Peixoto et al12 evaluated current studies to establish and compare the efficacy of traditional and laser acupuncture in reducing the signs and symptoms of temporomandibular disorders and concluded that both were effective when used with a splint.

Abdelkarim-Elafifi, Haitham and coworkers13 published a study comparing aerosol generation when using rotary instruments and the Er,Cr:YSGG laser which is very topical given the current COVID problems. They concluded that the laser generates 70% less in aerosols than rotary instruments.


1. Park, So-Hyun; Kim, Ok-Joon; Chung, Hyun-Ju; et al. Effect of a Er, Cr:YSGG laser and a Er:YAG laser treatment on oral biofilm-contaminated titanium. Journal of applied oral science : revista FOB Volume: ‏ 28 Pages: ‏ e20200528 Published: ‏ 2020.

2. Baser Keklikci, Hasibe; Yagci, Ahmet; Yay, Arzu Hanim; et al. Effects of 405-, 532-, 650-, and 940-nm wavelengths of low-level laser therapies on orthodontic tooth movement in rats. Progress in orthodontics Volume: ‏ 21 Issue: ‏ 1 Pages: ‏ 43 Published: ‏ 2020 Dec 01.

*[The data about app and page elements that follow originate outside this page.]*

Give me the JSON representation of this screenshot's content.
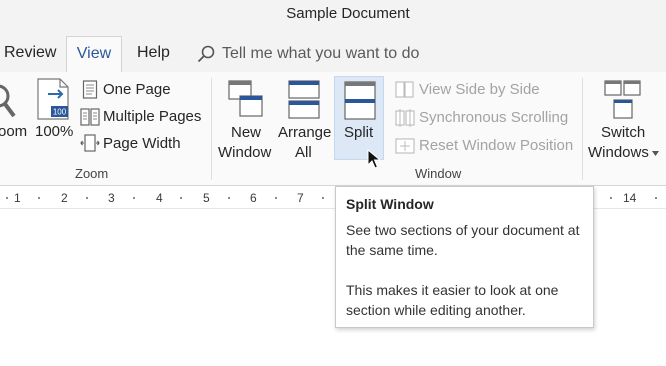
{
  "title": "Sample Document",
  "tabs": [
    {
      "label": "Review"
    },
    {
      "label": "View"
    },
    {
      "label": "Help"
    }
  ],
  "tell_me_placeholder": "Tell me what you want to do",
  "zoom_group": {
    "zoom_label": "oom",
    "hundred_label": "100%",
    "hundred_icon_text": "100",
    "one_page": "One Page",
    "multiple_pages": "Multiple Pages",
    "page_width": "Page Width",
    "group_label": "Zoom"
  },
  "window_group": {
    "new_window_line1": "New",
    "new_window_line2": "Window",
    "arrange_all_line1": "Arrange",
    "arrange_all_line2": "All",
    "split": "Split",
    "view_side_by_side": "View Side by Side",
    "synchronous_scrolling": "Synchronous Scrolling",
    "reset_window_position": "Reset Window Position",
    "switch_windows_line1": "Switch",
    "switch_windows_line2": "Windows",
    "group_label": "Window"
  },
  "ruler_numbers": [
    "1",
    "2",
    "3",
    "4",
    "5",
    "6",
    "7",
    "14"
  ],
  "tooltip": {
    "title": "Split Window",
    "body1": "See two sections of your document at the same time.",
    "body2": "This makes it easier to look at one section while editing another."
  },
  "colors": {
    "accent": "#2b579a",
    "split_highlight": "#dce8f5",
    "disabled_text": "#a3a3a3"
  }
}
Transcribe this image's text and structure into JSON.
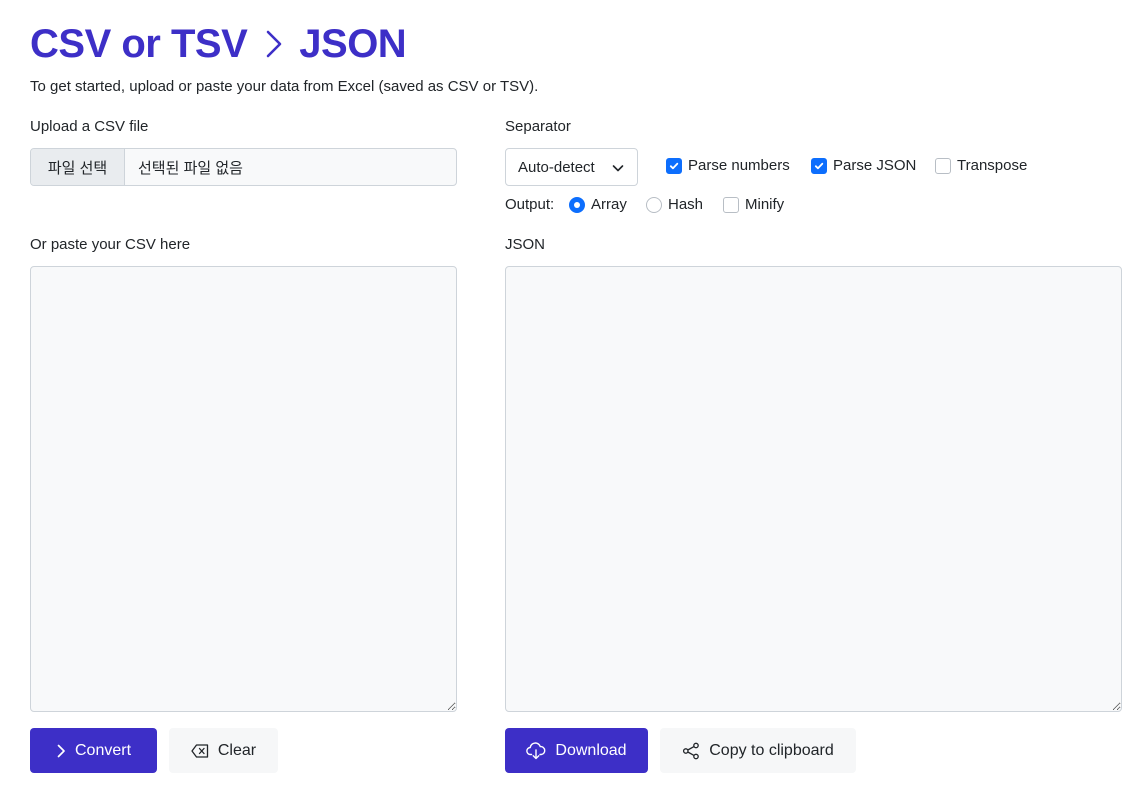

3. Fraga, Renato Silva; Antunes, Livia Azeredo Alves; Fialho, Walter Luis Soares; et al. Do Antimicrobial Photodynamic Therapy and Low-Level Laser Therapy Minimize Postoperative Pain and Edema After Molar Extraction? Journal of oral and maxillofacial surgery : official journal of the American Association of Oral and Maxillofacial Surgeons Volume: ‏ 78 Issue: ‏ 12 Pages: ‏ 2155.e1-2155.e10 Published: ‏ 2020-Dec (Epub 2020 Aug 07)

4. Fahlstedt, Peter; Bunaes, Dagmar F; Lie, Stein Atle; et al. Dental implant surface temperatures following double wavelength (2780/940nm) laser irradiation in vitro. Clinical and experimental dental research Published: ‏ 2020-Dec-04 (Epub 2020 Dec 04).